We work with communities to build schools, train teachers, promote the importance of education and ensure that all solutions are sustainable long-term.
Building schools in rural communities is at the heart of our education work. We began in 2010 building 'first-ever schools' for some of the most remote communities in the highly rural Tambakha Chiefdom in northern Sierra Leone. Since then, we have broadened our work to include: building and setting up schools in disaster- or conflict-impacted areas in Nepal and Nigeria. Between 2010 and 2017, Street Child built or repaired over 400 schools.
Street Child also work to improve the quality of teaching and schools. In Sierra Leone we have built high-quality classrooms to help reduce overcrowding in secondary schools and we are working to improve the quality of education in schools across rural Liberia.
We also train teachers. From 2010 to 2017 we supported over 400 teachers to complete Government-recognised training courses and over 500 teachers have benefitted from major in-service training and continuous professional development programmes - and many more from shorter, more specialised interventions on topics such as 'disaster risk resilience' and 'education in emergencies'.

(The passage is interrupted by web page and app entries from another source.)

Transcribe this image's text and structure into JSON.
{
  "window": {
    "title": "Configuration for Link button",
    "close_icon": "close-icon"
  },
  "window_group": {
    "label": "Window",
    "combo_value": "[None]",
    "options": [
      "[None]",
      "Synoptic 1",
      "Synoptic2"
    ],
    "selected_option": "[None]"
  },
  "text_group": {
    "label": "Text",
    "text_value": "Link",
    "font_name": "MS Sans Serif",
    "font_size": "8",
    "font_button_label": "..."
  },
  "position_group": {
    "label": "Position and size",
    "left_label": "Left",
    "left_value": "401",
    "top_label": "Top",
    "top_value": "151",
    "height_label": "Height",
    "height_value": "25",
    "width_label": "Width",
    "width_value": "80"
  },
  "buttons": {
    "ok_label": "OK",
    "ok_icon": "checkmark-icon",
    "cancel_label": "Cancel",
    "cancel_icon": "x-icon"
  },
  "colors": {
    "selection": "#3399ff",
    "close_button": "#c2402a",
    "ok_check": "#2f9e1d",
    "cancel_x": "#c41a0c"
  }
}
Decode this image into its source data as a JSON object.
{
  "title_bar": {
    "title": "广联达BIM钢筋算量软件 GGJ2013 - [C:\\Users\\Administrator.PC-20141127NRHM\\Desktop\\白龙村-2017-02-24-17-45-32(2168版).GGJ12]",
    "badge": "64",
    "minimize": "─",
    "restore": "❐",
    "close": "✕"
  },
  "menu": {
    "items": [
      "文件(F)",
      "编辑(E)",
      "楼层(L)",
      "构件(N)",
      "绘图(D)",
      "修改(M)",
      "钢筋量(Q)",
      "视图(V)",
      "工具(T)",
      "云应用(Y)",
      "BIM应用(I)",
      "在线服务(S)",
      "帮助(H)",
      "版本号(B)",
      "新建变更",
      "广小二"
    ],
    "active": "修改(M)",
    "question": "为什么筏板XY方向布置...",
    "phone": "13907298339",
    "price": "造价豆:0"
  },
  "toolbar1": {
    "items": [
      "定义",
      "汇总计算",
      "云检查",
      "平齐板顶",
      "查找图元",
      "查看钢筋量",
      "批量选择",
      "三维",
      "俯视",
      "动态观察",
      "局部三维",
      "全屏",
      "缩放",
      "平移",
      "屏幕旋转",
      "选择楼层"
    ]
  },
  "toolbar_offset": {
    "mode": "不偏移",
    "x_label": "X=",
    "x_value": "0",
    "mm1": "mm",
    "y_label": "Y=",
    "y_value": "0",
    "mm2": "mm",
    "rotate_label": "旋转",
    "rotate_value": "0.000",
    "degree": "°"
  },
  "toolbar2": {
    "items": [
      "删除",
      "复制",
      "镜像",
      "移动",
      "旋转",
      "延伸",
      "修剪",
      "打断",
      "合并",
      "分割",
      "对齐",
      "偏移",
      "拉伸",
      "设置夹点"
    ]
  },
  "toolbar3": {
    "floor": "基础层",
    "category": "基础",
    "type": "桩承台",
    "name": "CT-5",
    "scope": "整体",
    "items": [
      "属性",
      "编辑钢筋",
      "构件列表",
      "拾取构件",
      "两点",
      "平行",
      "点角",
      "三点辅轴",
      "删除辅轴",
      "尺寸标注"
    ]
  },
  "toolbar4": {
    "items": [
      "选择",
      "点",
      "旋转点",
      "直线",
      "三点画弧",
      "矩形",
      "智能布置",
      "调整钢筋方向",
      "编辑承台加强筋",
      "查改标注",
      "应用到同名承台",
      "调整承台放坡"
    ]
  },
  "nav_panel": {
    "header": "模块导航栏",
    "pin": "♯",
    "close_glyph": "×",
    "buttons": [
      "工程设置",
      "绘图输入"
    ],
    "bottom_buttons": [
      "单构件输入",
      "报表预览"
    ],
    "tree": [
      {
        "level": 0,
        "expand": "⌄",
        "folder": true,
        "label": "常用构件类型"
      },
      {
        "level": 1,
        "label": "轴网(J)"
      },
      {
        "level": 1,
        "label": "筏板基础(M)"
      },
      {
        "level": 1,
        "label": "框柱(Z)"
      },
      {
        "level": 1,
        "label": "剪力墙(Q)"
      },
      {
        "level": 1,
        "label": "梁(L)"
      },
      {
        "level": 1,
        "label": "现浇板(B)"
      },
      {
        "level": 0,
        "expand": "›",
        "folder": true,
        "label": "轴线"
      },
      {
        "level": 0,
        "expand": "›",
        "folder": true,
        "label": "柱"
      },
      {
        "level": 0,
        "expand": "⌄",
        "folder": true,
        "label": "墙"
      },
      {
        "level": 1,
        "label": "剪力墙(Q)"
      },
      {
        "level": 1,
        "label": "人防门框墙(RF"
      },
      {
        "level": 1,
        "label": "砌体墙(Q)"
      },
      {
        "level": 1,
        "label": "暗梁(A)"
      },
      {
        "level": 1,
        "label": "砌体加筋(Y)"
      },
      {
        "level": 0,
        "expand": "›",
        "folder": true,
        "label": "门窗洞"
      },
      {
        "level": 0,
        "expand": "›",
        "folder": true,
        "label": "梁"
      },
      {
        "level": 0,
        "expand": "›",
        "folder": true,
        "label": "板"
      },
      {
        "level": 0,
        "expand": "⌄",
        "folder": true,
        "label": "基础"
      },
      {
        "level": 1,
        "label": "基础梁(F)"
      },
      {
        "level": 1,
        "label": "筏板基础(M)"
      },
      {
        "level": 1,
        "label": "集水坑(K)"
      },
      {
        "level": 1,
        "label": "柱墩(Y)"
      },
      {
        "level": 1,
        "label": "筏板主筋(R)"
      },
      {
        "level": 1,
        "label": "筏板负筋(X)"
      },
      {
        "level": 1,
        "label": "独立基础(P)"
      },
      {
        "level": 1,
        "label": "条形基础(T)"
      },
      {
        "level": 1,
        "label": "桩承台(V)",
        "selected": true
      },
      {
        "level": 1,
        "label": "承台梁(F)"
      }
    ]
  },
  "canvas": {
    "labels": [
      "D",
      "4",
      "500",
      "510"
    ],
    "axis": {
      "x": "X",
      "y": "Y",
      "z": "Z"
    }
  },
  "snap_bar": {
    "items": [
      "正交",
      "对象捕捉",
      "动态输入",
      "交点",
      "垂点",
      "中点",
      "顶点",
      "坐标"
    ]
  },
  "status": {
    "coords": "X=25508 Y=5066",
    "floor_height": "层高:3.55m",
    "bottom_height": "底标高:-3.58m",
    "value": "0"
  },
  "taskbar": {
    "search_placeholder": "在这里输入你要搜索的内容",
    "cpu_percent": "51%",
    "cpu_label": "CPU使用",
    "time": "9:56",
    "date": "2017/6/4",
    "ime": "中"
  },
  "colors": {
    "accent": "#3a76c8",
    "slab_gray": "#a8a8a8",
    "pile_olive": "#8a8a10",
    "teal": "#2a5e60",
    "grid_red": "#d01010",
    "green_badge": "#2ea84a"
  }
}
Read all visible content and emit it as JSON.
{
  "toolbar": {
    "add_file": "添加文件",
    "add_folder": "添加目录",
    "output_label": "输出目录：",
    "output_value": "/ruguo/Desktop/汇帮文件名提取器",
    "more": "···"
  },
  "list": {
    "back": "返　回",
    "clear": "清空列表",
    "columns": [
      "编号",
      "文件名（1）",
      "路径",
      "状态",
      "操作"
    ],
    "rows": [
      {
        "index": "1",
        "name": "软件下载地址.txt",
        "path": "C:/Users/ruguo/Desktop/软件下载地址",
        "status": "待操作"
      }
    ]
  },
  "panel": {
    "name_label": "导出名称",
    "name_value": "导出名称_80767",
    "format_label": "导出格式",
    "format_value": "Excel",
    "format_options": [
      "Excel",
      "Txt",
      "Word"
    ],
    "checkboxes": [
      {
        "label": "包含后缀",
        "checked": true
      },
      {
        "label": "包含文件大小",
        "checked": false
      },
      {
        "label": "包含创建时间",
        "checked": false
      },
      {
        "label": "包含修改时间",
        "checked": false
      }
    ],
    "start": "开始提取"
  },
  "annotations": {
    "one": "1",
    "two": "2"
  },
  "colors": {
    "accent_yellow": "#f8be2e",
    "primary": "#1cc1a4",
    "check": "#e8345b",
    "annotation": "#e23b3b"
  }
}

Where attitudes prove an obstacle to education, Street Child staff advocate at community and household levels to promote the rights of all children to education - and the importance of on-going parental and caregiver support to a child's academic progress. Street Child also trains and supports communities in managing and holding to account their own schools.
For so many of the families we work with, the cost of education is a high barrier. Simple household poverty keeps millions of children out of school, a tragic pattern which, unless broken, has the potential to self-repeat endlessly.
In 2016 we asked 2000 girls across Sierra Leone about the barriers to education. The girls identified poverty as by far the biggest barrier.
Yet education has the power to transform lives and reduce poverty. In fact, if all children left school with basic reading skills, 171 million people could be lifted out of extreme poverty.
That’s why our livelihoods programmes are a critical part of our work helping children getting into, and staying in, school.
Children In Emergencies.
Natural disasters and wars have the most brutal impact on children - whose futures can be turned upside down as they are forced to flee their homes, see their loved ones killed or injured, their schools closed and even face the risk of being recruited into fighting forces.
Up to a third of the world's out of school children live in disaster and conflict-affected countries - a percentage that is rising annually.
Out of school children is Street Child's primary issue. This is why education in emergencies is a priority area for Street Child.
Despite everything only 2% of all humanitarian funds are presently spent on education.
In all emergency programming, Street Child works closely with the UN/IASC Education and Protection Cluster structures.
In conflict-impacted North East Nigeria, we are presently operating learning centres in internally displaced persons (IDP) settlements. In Abuja, we are supporting IDP mothers from the North East so they can better afford the costs of education through livelihoods support.
In the immediate aftermath of the 2015 earthquake in Nepal we worked with UNICEF and local NGOs to distribute school materials and construct temporary learning centres (TLCs). Over the course of 2016 and 2017 we have worked with UNICEF and other partners to construct over 400 classrooms in villages hit by the earthquake.
When Ebola began to fade in Sierra Leone and Liberia in early 2015, Street Child played a massive role in the nationwide post-Ebola school re-opening processes, working alongside UNICEF, governments, other charities and communities to re-open schools as quickly as possible. We refurbished schools, equipped them with essential Ebola-safety hygiene materials and distributed livelihood support and cash grants to cover school charges - altogether helping over 45,000 children safely return to school in 2015.